Humans of Harker: Realizing confidence

Sophia Angus discovers fortitude through lifeguarding


Zachary Hoffman

"For a long time, I thought that confidence was being present and there, and making people know that you were there, and being comfortable taking things that you want. I realized that was just a by product of what confidence really is: being okay with who you are in that moment and on that day. Lifeguarding taught me a lot about trusting myself; I also just think that it is really bad ass that I can save people’s lives," Sophia Angus (12) said.

Lifeguard chairs, an elevated lattice of white plywood topped with a bright colored umbrella, resemble thrones: often they come with a sense of authority, responsibility and ability. If you happen to stop by Santa Clara Swim Club on a weeknight, and you were to look up at the lifeguard chair, you would see Sophia Angus (12) wearing her calm and welcoming smile, scanning the pool deck, ready at a moment’s notice.

“It’s just me, and I can think through everything that happened during my day, and just know that I’m capable of all these things,” Sophia said.

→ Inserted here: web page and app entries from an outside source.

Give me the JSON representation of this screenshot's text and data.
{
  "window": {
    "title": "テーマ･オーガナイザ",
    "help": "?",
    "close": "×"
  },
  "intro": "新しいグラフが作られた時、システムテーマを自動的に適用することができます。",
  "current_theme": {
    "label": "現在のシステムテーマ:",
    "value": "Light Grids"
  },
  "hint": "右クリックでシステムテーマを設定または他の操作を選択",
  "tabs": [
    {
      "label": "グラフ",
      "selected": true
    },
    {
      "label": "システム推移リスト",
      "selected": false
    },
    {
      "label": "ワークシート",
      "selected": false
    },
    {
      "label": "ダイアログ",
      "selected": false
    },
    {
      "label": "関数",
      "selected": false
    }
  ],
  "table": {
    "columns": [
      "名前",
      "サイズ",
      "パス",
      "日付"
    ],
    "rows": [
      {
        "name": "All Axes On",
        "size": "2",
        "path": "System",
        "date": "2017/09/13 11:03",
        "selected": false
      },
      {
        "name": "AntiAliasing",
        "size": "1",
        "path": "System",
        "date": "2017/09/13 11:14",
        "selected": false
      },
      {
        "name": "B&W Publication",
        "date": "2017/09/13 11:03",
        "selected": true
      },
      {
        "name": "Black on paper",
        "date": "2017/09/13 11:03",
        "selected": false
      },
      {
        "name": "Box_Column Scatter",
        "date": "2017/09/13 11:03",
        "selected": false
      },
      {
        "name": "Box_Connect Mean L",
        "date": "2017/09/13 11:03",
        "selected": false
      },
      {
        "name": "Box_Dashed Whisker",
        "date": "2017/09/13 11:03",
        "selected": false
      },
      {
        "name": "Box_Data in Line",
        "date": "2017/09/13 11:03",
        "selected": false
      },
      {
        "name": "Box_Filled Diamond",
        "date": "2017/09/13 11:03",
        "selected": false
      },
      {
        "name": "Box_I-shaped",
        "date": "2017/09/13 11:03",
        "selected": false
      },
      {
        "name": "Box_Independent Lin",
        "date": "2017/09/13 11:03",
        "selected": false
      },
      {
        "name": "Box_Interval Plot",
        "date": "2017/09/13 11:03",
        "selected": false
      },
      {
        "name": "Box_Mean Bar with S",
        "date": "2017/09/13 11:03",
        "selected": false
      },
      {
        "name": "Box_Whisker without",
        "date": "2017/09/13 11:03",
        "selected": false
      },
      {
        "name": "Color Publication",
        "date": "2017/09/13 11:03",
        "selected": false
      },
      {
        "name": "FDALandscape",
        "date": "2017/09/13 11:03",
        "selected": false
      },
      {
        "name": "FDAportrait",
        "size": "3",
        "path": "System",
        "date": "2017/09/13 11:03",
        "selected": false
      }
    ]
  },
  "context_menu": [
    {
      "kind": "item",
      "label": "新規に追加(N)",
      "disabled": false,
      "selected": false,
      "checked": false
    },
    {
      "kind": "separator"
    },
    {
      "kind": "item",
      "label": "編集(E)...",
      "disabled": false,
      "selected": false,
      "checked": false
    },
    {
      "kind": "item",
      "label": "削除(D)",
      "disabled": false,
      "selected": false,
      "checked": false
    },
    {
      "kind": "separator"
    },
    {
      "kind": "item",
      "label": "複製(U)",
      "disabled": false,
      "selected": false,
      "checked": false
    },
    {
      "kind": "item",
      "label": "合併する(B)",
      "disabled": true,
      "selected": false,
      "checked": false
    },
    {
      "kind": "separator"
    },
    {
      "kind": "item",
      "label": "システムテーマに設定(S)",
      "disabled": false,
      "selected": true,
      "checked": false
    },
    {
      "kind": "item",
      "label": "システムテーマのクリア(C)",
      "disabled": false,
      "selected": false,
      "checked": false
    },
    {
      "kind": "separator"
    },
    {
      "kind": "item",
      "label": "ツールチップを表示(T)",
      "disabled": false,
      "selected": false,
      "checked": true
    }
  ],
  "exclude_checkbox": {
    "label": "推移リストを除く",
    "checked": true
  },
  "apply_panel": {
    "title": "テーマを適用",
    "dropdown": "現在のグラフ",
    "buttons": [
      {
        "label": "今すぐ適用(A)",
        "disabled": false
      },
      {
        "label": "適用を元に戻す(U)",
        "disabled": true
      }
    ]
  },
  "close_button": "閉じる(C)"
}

As a trained lifeguard, Sophia is able to rescue a person in need and help bring them to safety; as an experienced performer, she has acute control of her voice and assuredly executes her upbeat choreography on stage. She is the image of confidence and the essence of tenacity with a hit of familiarity, but her brand of confidence did not always come second nature. It was a journey.

“I thought that confidence was like being big in the room that you’re in and filling up your own frame and taking up a lot of space,” Sophia said. “I think it’s easy, when you think about confidence that way, to fake that, so I would walk around with a smile plastered on my face. But I am more introverted than a lot of people think I am.”

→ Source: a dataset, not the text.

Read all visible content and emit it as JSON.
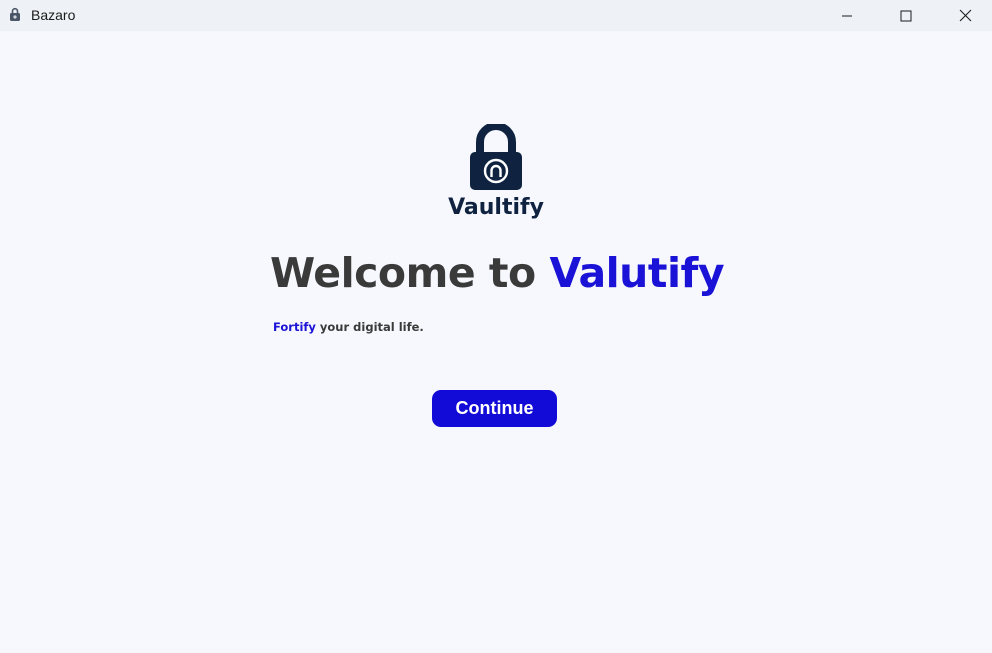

Many around her seemed to become accustomed to Sophia extroverted self, which got her questioning where she could realize own confidence and how she should define it. Because she lives far away from school, much of her time and identity was centered around school activities, until she found the opening position as a lifeguard at a pool local to her house.

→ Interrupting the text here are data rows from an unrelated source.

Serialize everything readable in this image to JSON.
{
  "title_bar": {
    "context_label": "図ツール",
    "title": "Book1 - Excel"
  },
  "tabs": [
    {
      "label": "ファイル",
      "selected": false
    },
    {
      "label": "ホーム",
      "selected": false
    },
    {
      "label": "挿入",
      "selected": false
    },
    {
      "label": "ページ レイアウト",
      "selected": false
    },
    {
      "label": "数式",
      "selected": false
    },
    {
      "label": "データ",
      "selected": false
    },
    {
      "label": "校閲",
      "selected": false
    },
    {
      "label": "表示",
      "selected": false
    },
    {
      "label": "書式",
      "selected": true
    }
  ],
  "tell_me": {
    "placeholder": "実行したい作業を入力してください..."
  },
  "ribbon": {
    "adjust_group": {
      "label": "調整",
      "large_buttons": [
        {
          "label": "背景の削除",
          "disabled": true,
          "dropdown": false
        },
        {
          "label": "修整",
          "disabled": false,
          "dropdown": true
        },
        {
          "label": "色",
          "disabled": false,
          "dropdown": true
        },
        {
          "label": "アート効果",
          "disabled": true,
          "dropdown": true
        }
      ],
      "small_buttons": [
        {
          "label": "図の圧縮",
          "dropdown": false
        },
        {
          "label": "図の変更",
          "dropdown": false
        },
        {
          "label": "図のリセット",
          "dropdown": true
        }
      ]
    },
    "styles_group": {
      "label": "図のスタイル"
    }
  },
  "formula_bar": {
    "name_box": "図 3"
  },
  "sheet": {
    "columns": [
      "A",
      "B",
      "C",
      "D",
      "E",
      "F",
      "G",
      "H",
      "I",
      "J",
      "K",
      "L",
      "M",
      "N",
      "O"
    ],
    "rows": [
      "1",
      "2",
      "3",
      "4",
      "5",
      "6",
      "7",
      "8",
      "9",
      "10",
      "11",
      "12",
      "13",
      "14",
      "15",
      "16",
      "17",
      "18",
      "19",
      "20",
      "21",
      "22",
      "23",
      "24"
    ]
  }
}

Lifeguarding was just for her since only close friends knew about her job and hobby. There, she discovered her own definition of confidence.

“I also think it is just really bad–s that I can save people’s lives,” she added.

But when she started out she was unsure of herself and if she could interact her coworkers: a new group of intimidating older high schoolers.

“I had to learn how to be strong in my ability to command respect because none of them knew who I was and physically I am pretty small and they are not,” Sophia said. “I had to figure out how to relate to them and their experiences because none of them have had the opportunities I have had at Harker.”

As her history teacher Roxana Pianko, who taught Sophia in World History sophomore year then “Genocide and Holocaust” senior year, noted, Sophia possesses a high level of emotional intelligence to connect with any people she meets. Her maturity translates to how she approached the classroom material.

“When you talk about something like genocide and Holocaust, its a reaction that you have to almost want to remove your feelings from it because its too much,” Pianko said. “I saw so much emotional maturity in her because she was willing to engage fully, even if that meant that her voice was going to crack or she was going to shed some tears, she still did it.”

For Sophia, allowing herself to be emotionally vulnerable took a courage that she built throughout high school, a change that Pianko also noticed between Sophia’s sophomore and senior years. In addition to the confidence she found in the classroom, Sophia also built upon it in her everyday social life.

When her friend Tamar Sasson (12) was going through challenging times two weeks before spring break, Sophia took the time to bring little gifts to Tamar every day before the break to try to make her day better.

“She also asked me how I was doing all the time, and she was very reassuring that she was there for me,” Tamar said. “Even if I couldn’t talk about it a lot, I could share my emotions with her, which was really comforting and nice because I don’t think I’ve really had a friend who was so upfront about being able to talk to her about stuff.”

Tamar believed that Sophia’s compassion exemplified her great emotional intelligence and added that “at this point, Sophia is like a sister to me. It’s nice to have someone who you don’t have to feel like you have to filter yourself around.” Pianko noticed the same kind of emotional maturity when Sophia led class discussions about topics regarding genocide.

“She has enough self awareness to be able to be there for people and to know that this is the appropriate time to sit back and listen versus the need to take the lead and talk,” Pianko said. “I think that she has an understanding of what the people in her life need and I think that she has learned how to be a good helper, how to be a good friend, how to be a good listener.”

Now when Sophia sits up on her lifeguard chair for late night swimming on a Wednesday night, she feels at peace. It is quiet and cool, and steam from the pool’s illuminated turquoise surface quickly evaporates away. She listens and scans, proud that she is trusted with watching over and protecting people.

“The confidence that I was faking became real,” she said. “It’s really humbling to realize that someone trusts me, and they’re right to trust me because I can handle all these people. In case anything happens, I’m there and I’m ready and I know what I’m doing.”